What is required: Every line below that holds "this" must be copied.

Component data from apps and pages:
※
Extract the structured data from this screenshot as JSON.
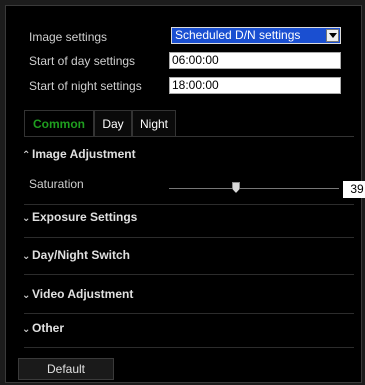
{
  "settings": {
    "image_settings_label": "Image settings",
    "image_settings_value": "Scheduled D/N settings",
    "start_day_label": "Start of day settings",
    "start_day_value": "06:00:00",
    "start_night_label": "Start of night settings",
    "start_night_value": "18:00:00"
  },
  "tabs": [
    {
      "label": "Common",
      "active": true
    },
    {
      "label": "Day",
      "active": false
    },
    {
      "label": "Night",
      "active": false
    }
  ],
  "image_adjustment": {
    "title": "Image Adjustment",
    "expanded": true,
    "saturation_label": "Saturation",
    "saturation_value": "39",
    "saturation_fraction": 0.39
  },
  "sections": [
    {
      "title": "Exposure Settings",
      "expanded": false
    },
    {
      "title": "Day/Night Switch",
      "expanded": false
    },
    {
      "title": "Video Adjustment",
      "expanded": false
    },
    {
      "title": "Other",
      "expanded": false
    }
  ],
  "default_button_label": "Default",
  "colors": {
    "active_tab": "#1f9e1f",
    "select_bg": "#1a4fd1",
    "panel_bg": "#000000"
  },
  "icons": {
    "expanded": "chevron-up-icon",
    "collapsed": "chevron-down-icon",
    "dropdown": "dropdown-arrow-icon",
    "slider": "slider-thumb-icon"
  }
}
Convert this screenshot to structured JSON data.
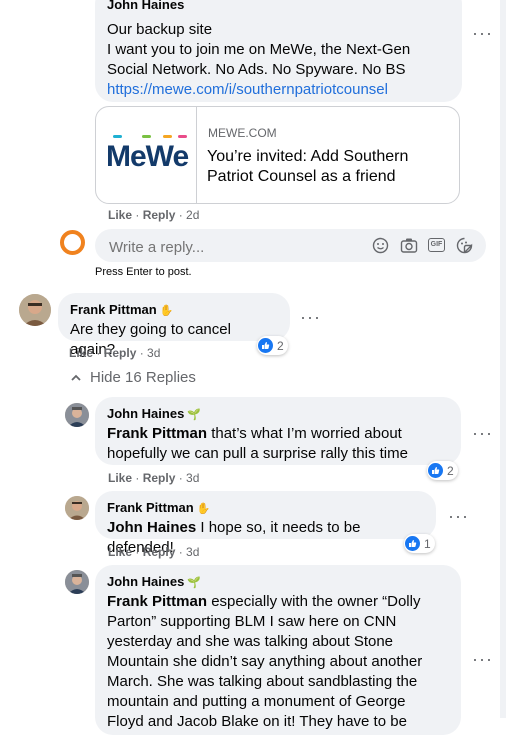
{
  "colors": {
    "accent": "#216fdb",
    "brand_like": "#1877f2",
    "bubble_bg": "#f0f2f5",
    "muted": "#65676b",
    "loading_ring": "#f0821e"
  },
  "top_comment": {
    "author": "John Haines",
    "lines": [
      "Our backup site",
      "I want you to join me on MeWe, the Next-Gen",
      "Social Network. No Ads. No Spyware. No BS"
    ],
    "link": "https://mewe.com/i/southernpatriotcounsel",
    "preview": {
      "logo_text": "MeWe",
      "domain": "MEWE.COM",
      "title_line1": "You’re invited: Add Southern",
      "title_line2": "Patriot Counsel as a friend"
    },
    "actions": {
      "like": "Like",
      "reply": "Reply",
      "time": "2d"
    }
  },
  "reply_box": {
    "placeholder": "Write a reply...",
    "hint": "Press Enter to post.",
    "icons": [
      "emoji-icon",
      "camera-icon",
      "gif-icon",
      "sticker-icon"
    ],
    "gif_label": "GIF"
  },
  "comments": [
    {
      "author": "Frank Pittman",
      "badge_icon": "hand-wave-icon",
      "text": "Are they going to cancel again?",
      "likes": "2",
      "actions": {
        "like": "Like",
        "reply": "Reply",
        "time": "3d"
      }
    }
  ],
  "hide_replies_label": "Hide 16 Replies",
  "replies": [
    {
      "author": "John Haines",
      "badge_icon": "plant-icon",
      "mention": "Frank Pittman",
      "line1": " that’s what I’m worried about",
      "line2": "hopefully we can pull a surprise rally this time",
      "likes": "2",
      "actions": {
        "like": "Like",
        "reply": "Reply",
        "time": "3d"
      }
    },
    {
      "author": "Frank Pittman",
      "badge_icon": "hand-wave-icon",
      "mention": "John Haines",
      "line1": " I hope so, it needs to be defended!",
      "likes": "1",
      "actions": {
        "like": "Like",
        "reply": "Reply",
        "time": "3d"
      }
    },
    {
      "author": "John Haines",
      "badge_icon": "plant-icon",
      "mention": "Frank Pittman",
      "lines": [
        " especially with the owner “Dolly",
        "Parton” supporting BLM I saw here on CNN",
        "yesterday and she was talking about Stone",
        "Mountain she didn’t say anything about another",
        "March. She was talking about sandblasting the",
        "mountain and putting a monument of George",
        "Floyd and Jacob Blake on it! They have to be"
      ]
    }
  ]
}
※
Response to the exercise:
Extract the structured data from this screenshot as JSON.
Convert this screenshot to structured JSON data.
      "line2": "hopefully we can pull a surprise rally this time",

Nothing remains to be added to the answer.